‘Tulips’ is a poem that was written by Sylvia Plath in 1961 and was published after her death in 1965. Plath wrote this poem while recovering in hospital after recently having a miscarriage and having an appendectomy. This poem, set in the hospital, expresses Plath’s feelings and emotions at this time in her life.
Nature and the natural world are themes, which are portrayed, in a negative light in many of Plath’s poems, ‘Tulips’ included. She saw nature as a threat, and something that oppressed her, exposed her or caused her pain. In her poem ‘Tulips’ nature, specifically the tulips themselves, are personified which causes her to be reminded of …show more content…
In the seventh stanza Plath becomes paranoid about nature, she feels as though the threatening tulips are staring at her, as though she is under surveillance, ‘now I am watched. The tulips turn to me’ She creates a very threatening environment portraying nature as the dangerous element, ‘The vivid tulips eat my oxygen.’ This line tells the reader that these flowers are trying to kill Plath, which is ironic as this is what she truly wants. However, because the tulips are a reminder to her of life it creates the image that it is life itself that is killing her.
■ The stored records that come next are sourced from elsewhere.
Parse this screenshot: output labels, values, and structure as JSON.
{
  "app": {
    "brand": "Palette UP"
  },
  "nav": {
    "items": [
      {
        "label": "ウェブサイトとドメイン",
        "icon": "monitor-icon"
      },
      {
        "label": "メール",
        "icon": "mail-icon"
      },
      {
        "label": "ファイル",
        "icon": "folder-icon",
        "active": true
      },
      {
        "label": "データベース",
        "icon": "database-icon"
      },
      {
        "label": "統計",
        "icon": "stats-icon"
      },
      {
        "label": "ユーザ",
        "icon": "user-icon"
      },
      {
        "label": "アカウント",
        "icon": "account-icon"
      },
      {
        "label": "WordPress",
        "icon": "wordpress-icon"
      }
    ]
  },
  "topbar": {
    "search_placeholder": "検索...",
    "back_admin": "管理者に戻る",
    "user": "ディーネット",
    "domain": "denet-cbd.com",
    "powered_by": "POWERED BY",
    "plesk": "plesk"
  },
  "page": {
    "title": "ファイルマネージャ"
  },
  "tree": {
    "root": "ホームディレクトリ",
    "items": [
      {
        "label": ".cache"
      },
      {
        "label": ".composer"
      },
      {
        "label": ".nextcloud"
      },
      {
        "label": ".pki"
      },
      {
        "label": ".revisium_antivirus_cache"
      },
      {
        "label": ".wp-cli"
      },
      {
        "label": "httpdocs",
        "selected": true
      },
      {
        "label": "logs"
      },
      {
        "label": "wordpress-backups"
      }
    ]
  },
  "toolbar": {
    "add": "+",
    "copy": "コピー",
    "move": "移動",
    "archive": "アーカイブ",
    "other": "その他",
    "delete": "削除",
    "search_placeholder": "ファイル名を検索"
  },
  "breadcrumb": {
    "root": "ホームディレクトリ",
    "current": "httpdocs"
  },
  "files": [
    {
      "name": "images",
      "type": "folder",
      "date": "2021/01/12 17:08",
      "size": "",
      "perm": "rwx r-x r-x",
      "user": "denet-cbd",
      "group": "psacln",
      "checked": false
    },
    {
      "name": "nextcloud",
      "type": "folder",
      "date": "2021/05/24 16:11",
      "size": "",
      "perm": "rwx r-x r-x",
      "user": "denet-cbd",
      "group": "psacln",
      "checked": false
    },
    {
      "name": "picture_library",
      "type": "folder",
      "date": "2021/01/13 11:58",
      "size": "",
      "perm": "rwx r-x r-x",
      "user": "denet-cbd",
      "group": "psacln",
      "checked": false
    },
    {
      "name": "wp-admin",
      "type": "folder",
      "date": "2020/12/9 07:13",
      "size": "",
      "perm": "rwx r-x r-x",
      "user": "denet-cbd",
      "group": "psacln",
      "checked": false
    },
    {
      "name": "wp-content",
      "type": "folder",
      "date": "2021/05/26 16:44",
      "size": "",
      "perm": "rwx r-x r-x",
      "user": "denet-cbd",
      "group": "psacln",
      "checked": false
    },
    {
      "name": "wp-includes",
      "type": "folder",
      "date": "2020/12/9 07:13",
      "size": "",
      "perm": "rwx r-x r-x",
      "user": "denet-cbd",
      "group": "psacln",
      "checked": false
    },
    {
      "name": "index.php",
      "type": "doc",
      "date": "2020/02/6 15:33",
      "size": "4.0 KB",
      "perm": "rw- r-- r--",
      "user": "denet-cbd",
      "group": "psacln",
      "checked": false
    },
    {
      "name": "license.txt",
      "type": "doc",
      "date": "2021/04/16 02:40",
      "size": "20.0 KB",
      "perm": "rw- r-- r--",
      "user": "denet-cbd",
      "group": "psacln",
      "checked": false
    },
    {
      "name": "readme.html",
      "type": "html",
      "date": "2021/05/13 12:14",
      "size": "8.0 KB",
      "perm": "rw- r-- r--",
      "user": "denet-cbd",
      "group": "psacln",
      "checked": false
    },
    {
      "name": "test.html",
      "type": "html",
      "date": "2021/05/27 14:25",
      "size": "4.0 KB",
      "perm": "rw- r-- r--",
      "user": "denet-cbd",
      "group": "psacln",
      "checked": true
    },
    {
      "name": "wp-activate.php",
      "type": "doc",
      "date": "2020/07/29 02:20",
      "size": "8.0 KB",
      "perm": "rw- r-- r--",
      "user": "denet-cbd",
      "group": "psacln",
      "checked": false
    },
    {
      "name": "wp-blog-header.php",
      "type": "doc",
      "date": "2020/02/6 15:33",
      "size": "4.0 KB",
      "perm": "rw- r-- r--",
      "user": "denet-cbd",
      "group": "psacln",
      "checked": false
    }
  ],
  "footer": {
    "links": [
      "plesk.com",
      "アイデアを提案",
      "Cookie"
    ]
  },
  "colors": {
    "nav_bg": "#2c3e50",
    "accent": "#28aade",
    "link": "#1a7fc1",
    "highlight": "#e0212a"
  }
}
Plath expresses resentment for nature when the tulips are intrusive and they disrupt the calm in the air, ‘the tulips filled it up like a loud noise’. Plath makes another reference to water in the eighth stanza but the image created in this stanza is not as soothing and peaceful as before. The river in this stanza represents the air surrounding Plath,